EXERCISE DETAILS. Tell how many lines below include the word "JSON". Only the number should appear.

DATASET.
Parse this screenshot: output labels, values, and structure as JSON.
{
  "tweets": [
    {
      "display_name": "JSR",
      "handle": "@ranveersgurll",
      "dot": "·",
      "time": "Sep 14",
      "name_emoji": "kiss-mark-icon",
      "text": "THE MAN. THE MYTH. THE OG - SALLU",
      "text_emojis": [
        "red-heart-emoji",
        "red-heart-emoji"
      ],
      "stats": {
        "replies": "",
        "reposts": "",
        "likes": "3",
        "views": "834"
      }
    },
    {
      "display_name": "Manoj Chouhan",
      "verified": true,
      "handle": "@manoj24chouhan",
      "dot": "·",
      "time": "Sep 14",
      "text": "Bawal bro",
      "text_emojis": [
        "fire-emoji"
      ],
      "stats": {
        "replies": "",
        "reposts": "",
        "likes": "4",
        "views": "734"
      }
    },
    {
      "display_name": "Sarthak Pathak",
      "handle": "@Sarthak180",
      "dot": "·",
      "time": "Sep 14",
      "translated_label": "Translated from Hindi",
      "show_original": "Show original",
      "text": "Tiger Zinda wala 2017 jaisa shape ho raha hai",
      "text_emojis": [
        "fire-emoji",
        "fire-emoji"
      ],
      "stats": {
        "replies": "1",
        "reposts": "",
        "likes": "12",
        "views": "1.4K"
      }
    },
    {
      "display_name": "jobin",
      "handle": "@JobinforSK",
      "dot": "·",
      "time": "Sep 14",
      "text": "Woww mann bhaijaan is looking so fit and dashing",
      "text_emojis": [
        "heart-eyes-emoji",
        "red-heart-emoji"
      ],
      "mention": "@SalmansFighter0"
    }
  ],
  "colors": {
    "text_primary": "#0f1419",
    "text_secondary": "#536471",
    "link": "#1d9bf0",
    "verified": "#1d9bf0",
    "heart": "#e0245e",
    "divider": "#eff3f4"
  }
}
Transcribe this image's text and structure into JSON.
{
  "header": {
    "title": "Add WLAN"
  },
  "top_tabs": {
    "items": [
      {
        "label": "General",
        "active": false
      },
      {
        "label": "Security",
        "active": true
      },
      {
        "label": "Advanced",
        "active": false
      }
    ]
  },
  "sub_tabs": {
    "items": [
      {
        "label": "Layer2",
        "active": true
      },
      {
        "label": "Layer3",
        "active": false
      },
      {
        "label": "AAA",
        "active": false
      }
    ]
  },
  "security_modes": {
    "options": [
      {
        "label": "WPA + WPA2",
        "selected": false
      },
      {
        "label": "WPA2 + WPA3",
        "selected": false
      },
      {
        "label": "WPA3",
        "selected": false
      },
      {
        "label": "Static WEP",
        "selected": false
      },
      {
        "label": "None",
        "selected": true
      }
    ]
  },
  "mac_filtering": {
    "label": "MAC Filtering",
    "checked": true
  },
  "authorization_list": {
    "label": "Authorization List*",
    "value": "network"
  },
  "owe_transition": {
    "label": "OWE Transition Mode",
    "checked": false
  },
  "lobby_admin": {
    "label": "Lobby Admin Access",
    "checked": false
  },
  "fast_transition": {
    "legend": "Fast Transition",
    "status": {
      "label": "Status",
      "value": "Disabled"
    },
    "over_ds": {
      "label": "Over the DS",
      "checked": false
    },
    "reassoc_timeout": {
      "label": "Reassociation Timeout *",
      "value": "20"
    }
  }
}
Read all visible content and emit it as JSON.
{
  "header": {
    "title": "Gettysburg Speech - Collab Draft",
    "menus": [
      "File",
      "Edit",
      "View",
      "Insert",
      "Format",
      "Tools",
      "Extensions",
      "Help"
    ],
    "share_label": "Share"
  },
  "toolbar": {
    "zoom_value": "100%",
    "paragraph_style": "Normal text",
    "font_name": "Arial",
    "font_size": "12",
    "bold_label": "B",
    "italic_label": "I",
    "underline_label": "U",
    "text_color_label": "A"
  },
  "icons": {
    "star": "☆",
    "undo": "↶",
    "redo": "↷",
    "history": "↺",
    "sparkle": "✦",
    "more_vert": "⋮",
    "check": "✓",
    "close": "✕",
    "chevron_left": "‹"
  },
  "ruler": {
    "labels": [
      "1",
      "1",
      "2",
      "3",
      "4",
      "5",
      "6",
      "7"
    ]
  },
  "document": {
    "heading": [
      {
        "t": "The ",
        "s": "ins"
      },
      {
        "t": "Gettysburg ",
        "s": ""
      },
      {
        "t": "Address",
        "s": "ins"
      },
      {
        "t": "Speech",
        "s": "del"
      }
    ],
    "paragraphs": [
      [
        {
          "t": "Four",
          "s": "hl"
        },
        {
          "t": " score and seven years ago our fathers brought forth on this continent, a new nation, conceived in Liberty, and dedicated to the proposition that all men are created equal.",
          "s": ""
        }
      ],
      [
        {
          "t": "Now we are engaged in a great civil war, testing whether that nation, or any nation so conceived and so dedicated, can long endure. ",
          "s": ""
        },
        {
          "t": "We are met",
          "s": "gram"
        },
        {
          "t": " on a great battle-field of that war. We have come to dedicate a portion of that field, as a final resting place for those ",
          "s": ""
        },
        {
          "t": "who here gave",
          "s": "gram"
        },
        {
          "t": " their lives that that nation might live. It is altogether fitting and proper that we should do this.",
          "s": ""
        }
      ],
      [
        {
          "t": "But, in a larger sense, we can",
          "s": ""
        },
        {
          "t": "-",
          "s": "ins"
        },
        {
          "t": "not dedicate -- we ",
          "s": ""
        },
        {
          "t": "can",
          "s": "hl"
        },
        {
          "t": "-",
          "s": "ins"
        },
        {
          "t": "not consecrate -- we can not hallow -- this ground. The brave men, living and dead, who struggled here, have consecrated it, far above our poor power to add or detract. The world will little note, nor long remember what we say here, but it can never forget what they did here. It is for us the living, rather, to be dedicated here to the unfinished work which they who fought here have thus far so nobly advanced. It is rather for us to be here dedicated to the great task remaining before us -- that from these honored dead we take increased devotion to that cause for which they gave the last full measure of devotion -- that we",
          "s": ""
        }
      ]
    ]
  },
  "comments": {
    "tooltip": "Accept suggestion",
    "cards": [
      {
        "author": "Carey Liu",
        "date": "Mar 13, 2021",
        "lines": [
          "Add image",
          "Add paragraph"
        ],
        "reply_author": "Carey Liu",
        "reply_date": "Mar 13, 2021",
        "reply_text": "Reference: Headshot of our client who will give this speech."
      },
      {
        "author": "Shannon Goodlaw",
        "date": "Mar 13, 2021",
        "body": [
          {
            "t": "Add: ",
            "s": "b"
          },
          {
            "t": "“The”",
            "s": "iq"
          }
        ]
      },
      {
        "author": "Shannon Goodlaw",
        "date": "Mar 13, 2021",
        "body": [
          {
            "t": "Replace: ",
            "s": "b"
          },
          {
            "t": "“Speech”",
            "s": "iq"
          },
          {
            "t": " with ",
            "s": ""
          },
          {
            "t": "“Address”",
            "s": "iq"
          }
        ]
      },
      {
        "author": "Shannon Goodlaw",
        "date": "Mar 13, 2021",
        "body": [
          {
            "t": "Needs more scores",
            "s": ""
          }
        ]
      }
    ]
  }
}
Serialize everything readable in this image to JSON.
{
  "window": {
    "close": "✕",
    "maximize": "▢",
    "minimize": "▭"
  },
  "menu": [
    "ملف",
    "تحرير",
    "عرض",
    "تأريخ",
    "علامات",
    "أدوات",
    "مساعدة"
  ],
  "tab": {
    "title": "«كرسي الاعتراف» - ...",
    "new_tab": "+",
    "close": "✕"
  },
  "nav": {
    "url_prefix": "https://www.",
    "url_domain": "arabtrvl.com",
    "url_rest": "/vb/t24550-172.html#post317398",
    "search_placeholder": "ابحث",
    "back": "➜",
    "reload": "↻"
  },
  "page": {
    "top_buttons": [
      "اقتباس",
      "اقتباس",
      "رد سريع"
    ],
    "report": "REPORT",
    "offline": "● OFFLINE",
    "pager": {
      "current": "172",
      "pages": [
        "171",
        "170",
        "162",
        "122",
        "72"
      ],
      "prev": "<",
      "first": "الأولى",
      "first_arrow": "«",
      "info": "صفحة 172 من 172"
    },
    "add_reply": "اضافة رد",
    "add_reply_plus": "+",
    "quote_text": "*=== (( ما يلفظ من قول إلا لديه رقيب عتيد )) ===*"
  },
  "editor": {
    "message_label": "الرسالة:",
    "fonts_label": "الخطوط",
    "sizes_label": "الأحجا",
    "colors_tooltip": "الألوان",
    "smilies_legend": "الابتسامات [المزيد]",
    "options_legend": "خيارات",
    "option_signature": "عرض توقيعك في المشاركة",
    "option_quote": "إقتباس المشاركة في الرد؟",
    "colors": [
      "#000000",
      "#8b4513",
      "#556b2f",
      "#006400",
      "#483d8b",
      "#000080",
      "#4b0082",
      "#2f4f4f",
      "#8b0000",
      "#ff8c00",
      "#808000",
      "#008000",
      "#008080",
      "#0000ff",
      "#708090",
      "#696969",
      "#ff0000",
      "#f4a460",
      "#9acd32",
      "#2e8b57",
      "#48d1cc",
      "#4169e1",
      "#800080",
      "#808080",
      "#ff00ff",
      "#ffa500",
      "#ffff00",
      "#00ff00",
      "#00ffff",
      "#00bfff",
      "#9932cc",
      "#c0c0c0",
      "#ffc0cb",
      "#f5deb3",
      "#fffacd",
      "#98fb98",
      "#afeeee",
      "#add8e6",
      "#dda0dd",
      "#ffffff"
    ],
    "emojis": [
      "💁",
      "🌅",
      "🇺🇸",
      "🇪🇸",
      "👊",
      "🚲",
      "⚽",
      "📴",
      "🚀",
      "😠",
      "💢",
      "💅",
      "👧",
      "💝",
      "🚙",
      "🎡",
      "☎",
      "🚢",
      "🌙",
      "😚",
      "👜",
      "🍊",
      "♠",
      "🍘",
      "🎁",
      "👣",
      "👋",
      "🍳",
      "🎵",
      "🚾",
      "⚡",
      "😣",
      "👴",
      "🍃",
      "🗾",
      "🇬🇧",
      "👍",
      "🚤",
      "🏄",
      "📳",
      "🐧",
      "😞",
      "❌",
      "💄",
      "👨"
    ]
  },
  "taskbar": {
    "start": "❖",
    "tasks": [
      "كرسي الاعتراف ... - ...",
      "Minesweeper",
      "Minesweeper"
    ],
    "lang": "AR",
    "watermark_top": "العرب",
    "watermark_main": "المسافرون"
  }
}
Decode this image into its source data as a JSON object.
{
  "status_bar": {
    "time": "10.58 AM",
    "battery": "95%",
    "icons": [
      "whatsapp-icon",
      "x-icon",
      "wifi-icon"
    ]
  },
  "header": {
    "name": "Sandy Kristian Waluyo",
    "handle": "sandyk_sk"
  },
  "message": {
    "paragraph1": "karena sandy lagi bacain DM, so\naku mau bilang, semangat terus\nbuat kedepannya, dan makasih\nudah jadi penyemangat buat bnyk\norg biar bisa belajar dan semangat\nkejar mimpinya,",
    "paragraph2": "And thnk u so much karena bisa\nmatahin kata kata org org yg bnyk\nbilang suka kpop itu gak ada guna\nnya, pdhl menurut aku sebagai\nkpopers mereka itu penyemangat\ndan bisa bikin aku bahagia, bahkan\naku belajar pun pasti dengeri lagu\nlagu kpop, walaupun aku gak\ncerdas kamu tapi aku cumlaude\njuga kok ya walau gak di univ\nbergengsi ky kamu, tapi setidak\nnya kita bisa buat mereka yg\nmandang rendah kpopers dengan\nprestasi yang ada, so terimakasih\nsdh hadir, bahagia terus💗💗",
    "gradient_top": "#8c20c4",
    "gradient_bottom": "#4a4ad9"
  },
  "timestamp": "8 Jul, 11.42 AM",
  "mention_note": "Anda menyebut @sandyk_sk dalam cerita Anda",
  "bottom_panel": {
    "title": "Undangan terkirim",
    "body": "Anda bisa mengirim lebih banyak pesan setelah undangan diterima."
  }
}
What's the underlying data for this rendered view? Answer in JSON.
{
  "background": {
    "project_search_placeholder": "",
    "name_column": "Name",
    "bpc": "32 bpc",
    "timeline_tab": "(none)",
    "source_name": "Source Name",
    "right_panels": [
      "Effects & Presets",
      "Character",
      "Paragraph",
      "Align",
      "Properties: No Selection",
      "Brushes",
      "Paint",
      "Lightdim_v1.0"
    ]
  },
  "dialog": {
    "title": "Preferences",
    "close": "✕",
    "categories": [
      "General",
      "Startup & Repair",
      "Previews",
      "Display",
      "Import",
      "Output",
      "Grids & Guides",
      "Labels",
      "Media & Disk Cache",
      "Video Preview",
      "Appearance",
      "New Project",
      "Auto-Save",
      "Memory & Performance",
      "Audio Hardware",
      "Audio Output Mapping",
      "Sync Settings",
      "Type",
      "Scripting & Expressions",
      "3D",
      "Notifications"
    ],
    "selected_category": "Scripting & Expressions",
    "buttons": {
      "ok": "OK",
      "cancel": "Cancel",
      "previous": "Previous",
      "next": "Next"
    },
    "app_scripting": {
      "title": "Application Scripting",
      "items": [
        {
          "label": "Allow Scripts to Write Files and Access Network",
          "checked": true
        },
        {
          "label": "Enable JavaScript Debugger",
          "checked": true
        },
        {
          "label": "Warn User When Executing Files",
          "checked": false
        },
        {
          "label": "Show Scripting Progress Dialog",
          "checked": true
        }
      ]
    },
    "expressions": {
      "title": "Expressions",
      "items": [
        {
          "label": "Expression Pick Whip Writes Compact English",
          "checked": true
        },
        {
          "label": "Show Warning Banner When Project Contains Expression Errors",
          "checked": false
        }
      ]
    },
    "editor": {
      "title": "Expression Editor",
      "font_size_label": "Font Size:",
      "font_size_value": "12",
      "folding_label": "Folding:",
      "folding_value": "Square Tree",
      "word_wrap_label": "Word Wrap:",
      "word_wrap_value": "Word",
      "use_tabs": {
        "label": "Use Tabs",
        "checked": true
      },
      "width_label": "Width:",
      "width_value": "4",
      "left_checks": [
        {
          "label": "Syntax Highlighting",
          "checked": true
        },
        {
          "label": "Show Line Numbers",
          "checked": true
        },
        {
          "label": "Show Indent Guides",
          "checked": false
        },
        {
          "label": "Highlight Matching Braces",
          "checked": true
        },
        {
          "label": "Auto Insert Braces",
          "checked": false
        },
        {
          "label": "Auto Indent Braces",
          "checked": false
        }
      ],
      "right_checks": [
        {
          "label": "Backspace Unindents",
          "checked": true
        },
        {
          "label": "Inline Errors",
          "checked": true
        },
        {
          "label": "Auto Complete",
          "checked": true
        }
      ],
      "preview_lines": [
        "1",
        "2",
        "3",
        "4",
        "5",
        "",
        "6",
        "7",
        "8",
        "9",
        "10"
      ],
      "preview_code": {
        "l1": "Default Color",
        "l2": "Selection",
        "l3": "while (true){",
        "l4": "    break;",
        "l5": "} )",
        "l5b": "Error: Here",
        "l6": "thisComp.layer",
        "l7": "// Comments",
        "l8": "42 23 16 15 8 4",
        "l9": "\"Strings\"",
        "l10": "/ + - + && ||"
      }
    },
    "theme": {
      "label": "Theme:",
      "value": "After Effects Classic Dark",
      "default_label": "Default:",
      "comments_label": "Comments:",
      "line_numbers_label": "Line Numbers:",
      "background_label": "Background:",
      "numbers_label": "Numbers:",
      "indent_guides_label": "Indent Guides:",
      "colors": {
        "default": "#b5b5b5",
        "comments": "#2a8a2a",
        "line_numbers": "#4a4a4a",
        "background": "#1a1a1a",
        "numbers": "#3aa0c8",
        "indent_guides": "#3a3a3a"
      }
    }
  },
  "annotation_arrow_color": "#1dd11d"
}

ANSWER SPACE. 6